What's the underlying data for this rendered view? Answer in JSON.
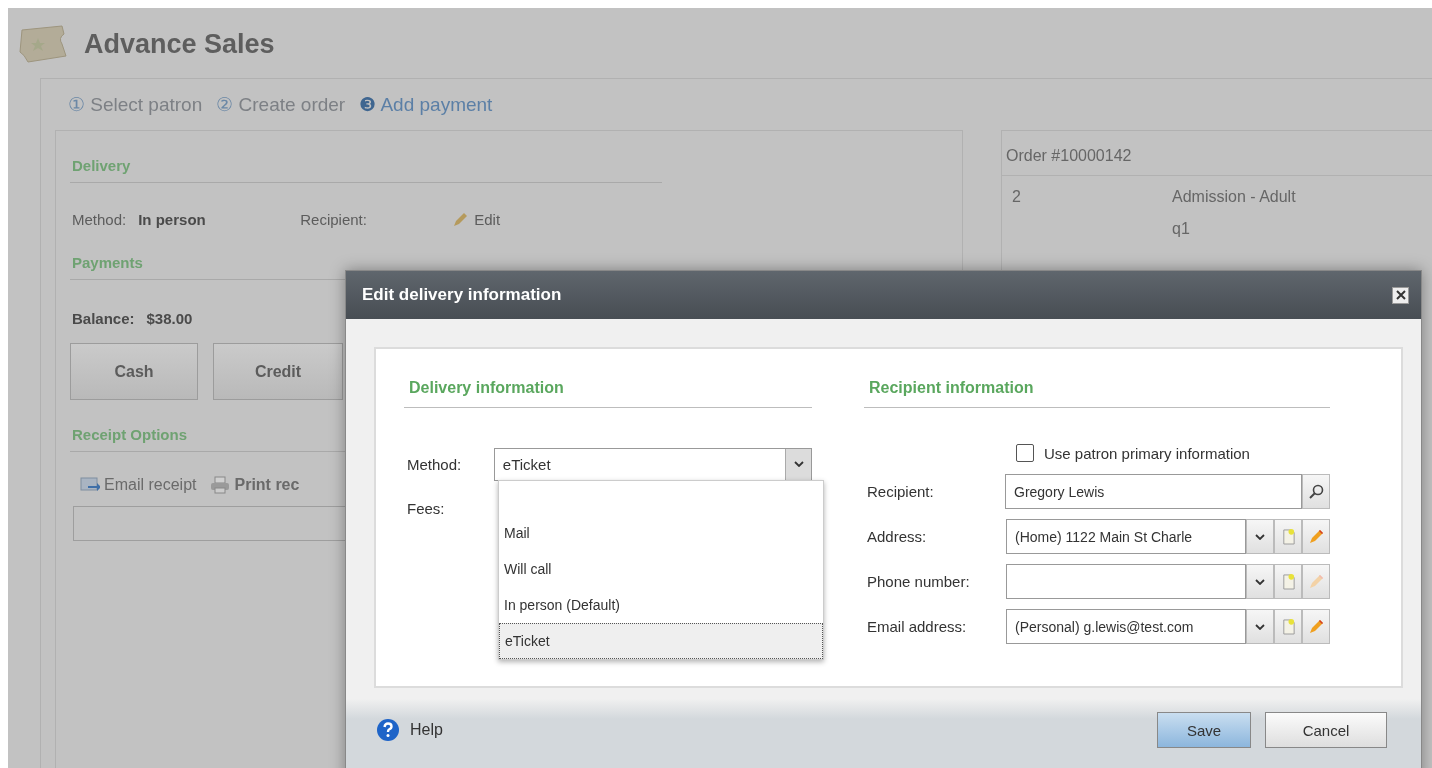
{
  "page": {
    "title": "Advance Sales"
  },
  "steps": [
    {
      "number": "①",
      "label": "Select patron",
      "selected": false
    },
    {
      "number": "②",
      "label": "Create order",
      "selected": false
    },
    {
      "number": "❸",
      "label": "Add payment",
      "selected": true
    }
  ],
  "delivery": {
    "heading": "Delivery",
    "method_label": "Method:",
    "method": "In person",
    "recipient_label": "Recipient:",
    "edit_link": "Edit"
  },
  "payments": {
    "heading": "Payments",
    "balance_label": "Balance:",
    "balance": "$38.00",
    "buttons": [
      "Cash",
      "Credit"
    ]
  },
  "receipt_options": {
    "heading": "Receipt Options",
    "actions": [
      {
        "kind": "email",
        "label": "Email receipt"
      },
      {
        "kind": "print",
        "label": "Print rec"
      }
    ]
  },
  "order": {
    "title": "Order #10000142",
    "lines": [
      {
        "quantity": "2",
        "description": [
          "Admission - Adult",
          "q1"
        ]
      }
    ]
  },
  "dialog": {
    "title": "Edit delivery information",
    "delivery": {
      "heading": "Delivery information",
      "method_label": "Method:",
      "method_value": "eTicket",
      "expanded": true,
      "fees_label": "Fees:",
      "options": [
        {
          "label": "Mail",
          "selected": false
        },
        {
          "label": "Will call",
          "selected": false
        },
        {
          "label": "In person (Default)",
          "selected": false
        },
        {
          "label": "eTicket",
          "selected": true
        }
      ]
    },
    "recipient": {
      "heading": "Recipient information",
      "use_primary": {
        "label": "Use patron primary information",
        "checked": false
      },
      "fields": [
        {
          "kind": "search",
          "label": "Recipient:",
          "value": "Gregory Lewis"
        },
        {
          "kind": "combo",
          "label": "Address:",
          "value": "(Home) 1122 Main St Charle",
          "edit_enabled": true
        },
        {
          "kind": "combo",
          "label": "Phone number:",
          "edit_enabled": false
        },
        {
          "kind": "combo",
          "label": "Email address:",
          "value": "(Personal) g.lewis@test.com",
          "edit_enabled": true
        }
      ]
    },
    "help": "Help",
    "buttons": [
      {
        "label": "Save",
        "primary": true
      },
      {
        "label": "Cancel",
        "primary": false
      }
    ]
  }
}
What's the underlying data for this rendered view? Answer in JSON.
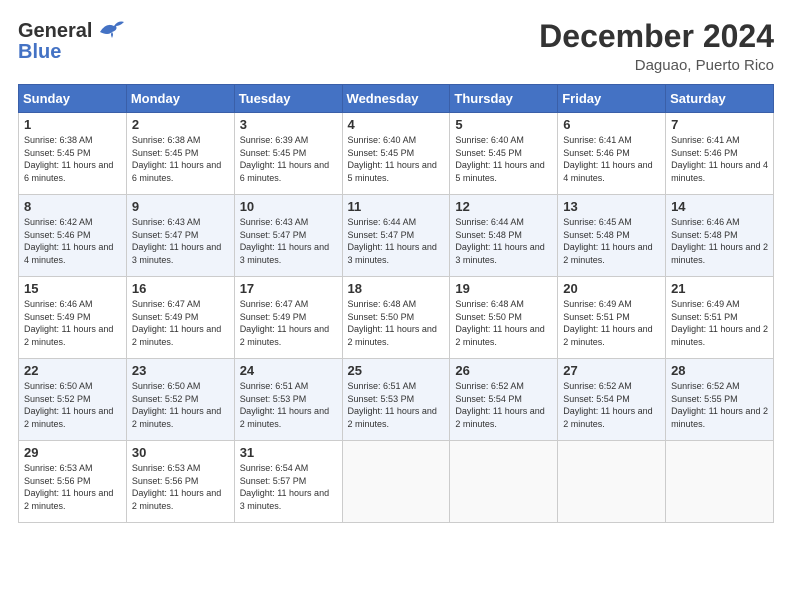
{
  "header": {
    "logo_general": "General",
    "logo_blue": "Blue",
    "month": "December 2024",
    "location": "Daguao, Puerto Rico"
  },
  "days_of_week": [
    "Sunday",
    "Monday",
    "Tuesday",
    "Wednesday",
    "Thursday",
    "Friday",
    "Saturday"
  ],
  "weeks": [
    [
      {
        "day": "1",
        "sunrise": "Sunrise: 6:38 AM",
        "sunset": "Sunset: 5:45 PM",
        "daylight": "Daylight: 11 hours and 6 minutes."
      },
      {
        "day": "2",
        "sunrise": "Sunrise: 6:38 AM",
        "sunset": "Sunset: 5:45 PM",
        "daylight": "Daylight: 11 hours and 6 minutes."
      },
      {
        "day": "3",
        "sunrise": "Sunrise: 6:39 AM",
        "sunset": "Sunset: 5:45 PM",
        "daylight": "Daylight: 11 hours and 6 minutes."
      },
      {
        "day": "4",
        "sunrise": "Sunrise: 6:40 AM",
        "sunset": "Sunset: 5:45 PM",
        "daylight": "Daylight: 11 hours and 5 minutes."
      },
      {
        "day": "5",
        "sunrise": "Sunrise: 6:40 AM",
        "sunset": "Sunset: 5:45 PM",
        "daylight": "Daylight: 11 hours and 5 minutes."
      },
      {
        "day": "6",
        "sunrise": "Sunrise: 6:41 AM",
        "sunset": "Sunset: 5:46 PM",
        "daylight": "Daylight: 11 hours and 4 minutes."
      },
      {
        "day": "7",
        "sunrise": "Sunrise: 6:41 AM",
        "sunset": "Sunset: 5:46 PM",
        "daylight": "Daylight: 11 hours and 4 minutes."
      }
    ],
    [
      {
        "day": "8",
        "sunrise": "Sunrise: 6:42 AM",
        "sunset": "Sunset: 5:46 PM",
        "daylight": "Daylight: 11 hours and 4 minutes."
      },
      {
        "day": "9",
        "sunrise": "Sunrise: 6:43 AM",
        "sunset": "Sunset: 5:47 PM",
        "daylight": "Daylight: 11 hours and 3 minutes."
      },
      {
        "day": "10",
        "sunrise": "Sunrise: 6:43 AM",
        "sunset": "Sunset: 5:47 PM",
        "daylight": "Daylight: 11 hours and 3 minutes."
      },
      {
        "day": "11",
        "sunrise": "Sunrise: 6:44 AM",
        "sunset": "Sunset: 5:47 PM",
        "daylight": "Daylight: 11 hours and 3 minutes."
      },
      {
        "day": "12",
        "sunrise": "Sunrise: 6:44 AM",
        "sunset": "Sunset: 5:48 PM",
        "daylight": "Daylight: 11 hours and 3 minutes."
      },
      {
        "day": "13",
        "sunrise": "Sunrise: 6:45 AM",
        "sunset": "Sunset: 5:48 PM",
        "daylight": "Daylight: 11 hours and 2 minutes."
      },
      {
        "day": "14",
        "sunrise": "Sunrise: 6:46 AM",
        "sunset": "Sunset: 5:48 PM",
        "daylight": "Daylight: 11 hours and 2 minutes."
      }
    ],
    [
      {
        "day": "15",
        "sunrise": "Sunrise: 6:46 AM",
        "sunset": "Sunset: 5:49 PM",
        "daylight": "Daylight: 11 hours and 2 minutes."
      },
      {
        "day": "16",
        "sunrise": "Sunrise: 6:47 AM",
        "sunset": "Sunset: 5:49 PM",
        "daylight": "Daylight: 11 hours and 2 minutes."
      },
      {
        "day": "17",
        "sunrise": "Sunrise: 6:47 AM",
        "sunset": "Sunset: 5:49 PM",
        "daylight": "Daylight: 11 hours and 2 minutes."
      },
      {
        "day": "18",
        "sunrise": "Sunrise: 6:48 AM",
        "sunset": "Sunset: 5:50 PM",
        "daylight": "Daylight: 11 hours and 2 minutes."
      },
      {
        "day": "19",
        "sunrise": "Sunrise: 6:48 AM",
        "sunset": "Sunset: 5:50 PM",
        "daylight": "Daylight: 11 hours and 2 minutes."
      },
      {
        "day": "20",
        "sunrise": "Sunrise: 6:49 AM",
        "sunset": "Sunset: 5:51 PM",
        "daylight": "Daylight: 11 hours and 2 minutes."
      },
      {
        "day": "21",
        "sunrise": "Sunrise: 6:49 AM",
        "sunset": "Sunset: 5:51 PM",
        "daylight": "Daylight: 11 hours and 2 minutes."
      }
    ],
    [
      {
        "day": "22",
        "sunrise": "Sunrise: 6:50 AM",
        "sunset": "Sunset: 5:52 PM",
        "daylight": "Daylight: 11 hours and 2 minutes."
      },
      {
        "day": "23",
        "sunrise": "Sunrise: 6:50 AM",
        "sunset": "Sunset: 5:52 PM",
        "daylight": "Daylight: 11 hours and 2 minutes."
      },
      {
        "day": "24",
        "sunrise": "Sunrise: 6:51 AM",
        "sunset": "Sunset: 5:53 PM",
        "daylight": "Daylight: 11 hours and 2 minutes."
      },
      {
        "day": "25",
        "sunrise": "Sunrise: 6:51 AM",
        "sunset": "Sunset: 5:53 PM",
        "daylight": "Daylight: 11 hours and 2 minutes."
      },
      {
        "day": "26",
        "sunrise": "Sunrise: 6:52 AM",
        "sunset": "Sunset: 5:54 PM",
        "daylight": "Daylight: 11 hours and 2 minutes."
      },
      {
        "day": "27",
        "sunrise": "Sunrise: 6:52 AM",
        "sunset": "Sunset: 5:54 PM",
        "daylight": "Daylight: 11 hours and 2 minutes."
      },
      {
        "day": "28",
        "sunrise": "Sunrise: 6:52 AM",
        "sunset": "Sunset: 5:55 PM",
        "daylight": "Daylight: 11 hours and 2 minutes."
      }
    ],
    [
      {
        "day": "29",
        "sunrise": "Sunrise: 6:53 AM",
        "sunset": "Sunset: 5:56 PM",
        "daylight": "Daylight: 11 hours and 2 minutes."
      },
      {
        "day": "30",
        "sunrise": "Sunrise: 6:53 AM",
        "sunset": "Sunset: 5:56 PM",
        "daylight": "Daylight: 11 hours and 2 minutes."
      },
      {
        "day": "31",
        "sunrise": "Sunrise: 6:54 AM",
        "sunset": "Sunset: 5:57 PM",
        "daylight": "Daylight: 11 hours and 3 minutes."
      },
      {
        "day": "",
        "sunrise": "",
        "sunset": "",
        "daylight": ""
      },
      {
        "day": "",
        "sunrise": "",
        "sunset": "",
        "daylight": ""
      },
      {
        "day": "",
        "sunrise": "",
        "sunset": "",
        "daylight": ""
      },
      {
        "day": "",
        "sunrise": "",
        "sunset": "",
        "daylight": ""
      }
    ]
  ]
}
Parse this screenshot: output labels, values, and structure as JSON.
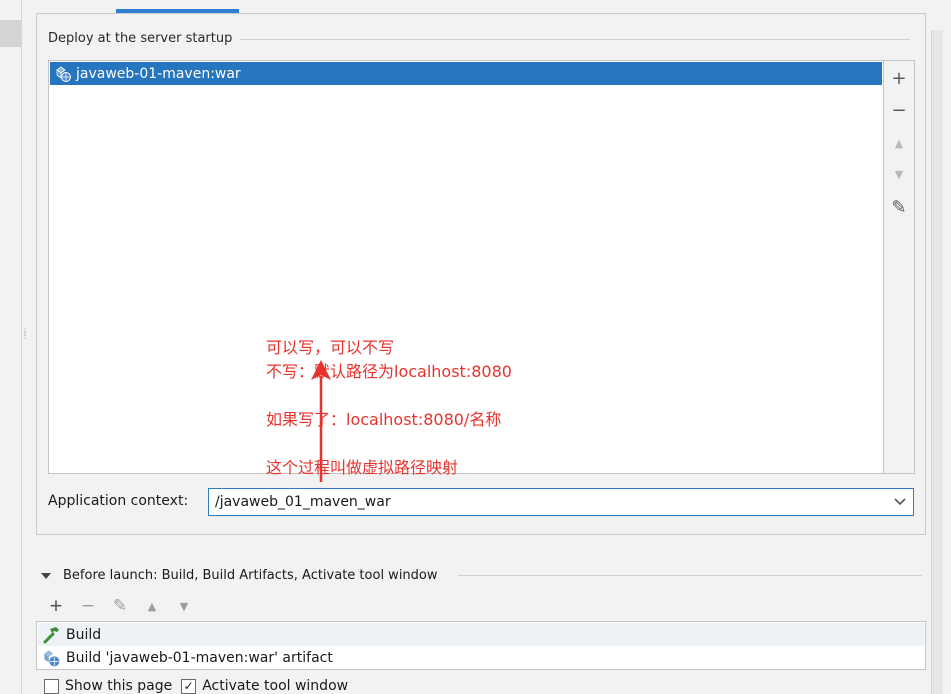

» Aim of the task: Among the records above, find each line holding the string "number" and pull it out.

» Response:
      "number": "①",
      "number": "②",
      "number": "❸",
          "label": "Phone number:",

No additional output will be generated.